### What the task asks
Here the answer should be the line with "What's the underlying" and all the lines after it through the end of the listing, each repeated exactly, and no other text.

(Beginning of The data)

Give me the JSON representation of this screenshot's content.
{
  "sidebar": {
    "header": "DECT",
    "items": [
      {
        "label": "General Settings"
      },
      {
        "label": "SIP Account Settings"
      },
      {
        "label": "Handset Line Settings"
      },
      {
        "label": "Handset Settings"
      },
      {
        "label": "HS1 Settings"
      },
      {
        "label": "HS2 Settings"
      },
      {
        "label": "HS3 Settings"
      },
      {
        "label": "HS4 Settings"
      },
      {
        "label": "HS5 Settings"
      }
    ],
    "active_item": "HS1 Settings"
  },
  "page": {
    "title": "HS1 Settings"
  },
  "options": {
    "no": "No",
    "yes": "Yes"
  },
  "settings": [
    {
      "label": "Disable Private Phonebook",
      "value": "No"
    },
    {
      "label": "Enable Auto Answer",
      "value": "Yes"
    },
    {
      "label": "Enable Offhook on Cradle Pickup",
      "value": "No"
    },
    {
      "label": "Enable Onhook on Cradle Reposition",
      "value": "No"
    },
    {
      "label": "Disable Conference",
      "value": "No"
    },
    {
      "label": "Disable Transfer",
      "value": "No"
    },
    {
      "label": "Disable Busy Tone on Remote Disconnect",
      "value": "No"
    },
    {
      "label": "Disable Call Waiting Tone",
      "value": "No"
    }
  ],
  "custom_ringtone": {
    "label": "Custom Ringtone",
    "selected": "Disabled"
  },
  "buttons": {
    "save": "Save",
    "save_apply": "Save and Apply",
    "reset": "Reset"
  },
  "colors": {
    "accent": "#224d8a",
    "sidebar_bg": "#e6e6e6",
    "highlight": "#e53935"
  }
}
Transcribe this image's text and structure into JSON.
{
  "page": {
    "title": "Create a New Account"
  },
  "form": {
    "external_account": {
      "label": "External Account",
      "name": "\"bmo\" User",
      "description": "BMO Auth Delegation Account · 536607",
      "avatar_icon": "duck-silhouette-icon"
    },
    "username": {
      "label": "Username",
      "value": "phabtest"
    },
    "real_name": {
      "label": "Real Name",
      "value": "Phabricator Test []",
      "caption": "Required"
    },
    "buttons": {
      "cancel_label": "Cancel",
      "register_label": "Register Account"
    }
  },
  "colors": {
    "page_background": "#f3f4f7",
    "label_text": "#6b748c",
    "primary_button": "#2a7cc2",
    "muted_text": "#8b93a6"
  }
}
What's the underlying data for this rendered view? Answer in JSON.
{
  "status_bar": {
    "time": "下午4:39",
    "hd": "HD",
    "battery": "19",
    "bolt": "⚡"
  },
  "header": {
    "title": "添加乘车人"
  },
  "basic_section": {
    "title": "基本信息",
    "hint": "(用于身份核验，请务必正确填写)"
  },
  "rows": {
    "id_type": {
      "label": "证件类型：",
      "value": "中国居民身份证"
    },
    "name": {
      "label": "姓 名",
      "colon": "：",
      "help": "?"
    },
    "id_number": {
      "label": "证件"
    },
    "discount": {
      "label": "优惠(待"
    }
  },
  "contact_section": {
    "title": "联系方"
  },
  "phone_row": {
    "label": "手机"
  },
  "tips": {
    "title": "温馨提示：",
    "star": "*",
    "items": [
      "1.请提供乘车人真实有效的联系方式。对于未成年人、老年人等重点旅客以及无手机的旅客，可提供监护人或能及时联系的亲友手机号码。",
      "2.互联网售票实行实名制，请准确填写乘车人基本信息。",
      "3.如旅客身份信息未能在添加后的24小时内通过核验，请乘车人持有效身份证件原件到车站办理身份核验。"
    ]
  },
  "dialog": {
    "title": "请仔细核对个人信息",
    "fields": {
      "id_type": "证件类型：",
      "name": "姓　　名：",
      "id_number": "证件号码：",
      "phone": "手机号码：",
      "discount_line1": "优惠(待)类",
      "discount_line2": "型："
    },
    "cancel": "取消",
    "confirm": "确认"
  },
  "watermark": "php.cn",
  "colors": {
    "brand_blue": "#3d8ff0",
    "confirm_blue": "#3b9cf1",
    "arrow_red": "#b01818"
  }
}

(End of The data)

### Worked solution
What's the underlying data for this rendered view? Answer in JSON.
{
  "status_bar": {
    "time": "下午4:39",
    "hd": "HD",
    "battery": "19",
    "bolt": "⚡"
  },
  "header": {
    "title": "添加乘车人"
  },
  "basic_section": {
    "title": "基本信息",
    "hint": "(用于身份核验，请务必正确填写)"
  },
  "rows": {
    "id_type": {
      "label": "证件类型：",
      "value": "中国居民身份证"
    },
    "name": {
      "label": "姓 名",
      "colon": "：",
      "help": "?"
    },
    "id_number": {
      "label": "证件"
    },
    "discount": {
      "label": "优惠(待"
    }
  },
  "contact_section": {
    "title": "联系方"
  },
  "phone_row": {
    "label": "手机"
  },
  "tips": {
    "title": "温馨提示：",
    "star": "*",
    "items": [
      "1.请提供乘车人真实有效的联系方式。对于未成年人、老年人等重点旅客以及无手机的旅客，可提供监护人或能及时联系的亲友手机号码。",
      "2.互联网售票实行实名制，请准确填写乘车人基本信息。",
      "3.如旅客身份信息未能在添加后的24小时内通过核验，请乘车人持有效身份证件原件到车站办理身份核验。"
    ]
  },
  "dialog": {
    "title": "请仔细核对个人信息",
    "fields": {
      "id_type": "证件类型：",
      "name": "姓　　名：",
      "id_number": "证件号码：",
      "phone": "手机号码：",
      "discount_line1": "优惠(待)类",
      "discount_line2": "型："
    },
    "cancel": "取消",
    "confirm": "确认"
  },
  "watermark": "php.cn",
  "colors": {
    "brand_blue": "#3d8ff0",
    "confirm_blue": "#3b9cf1",
    "arrow_red": "#b01818"
  }
}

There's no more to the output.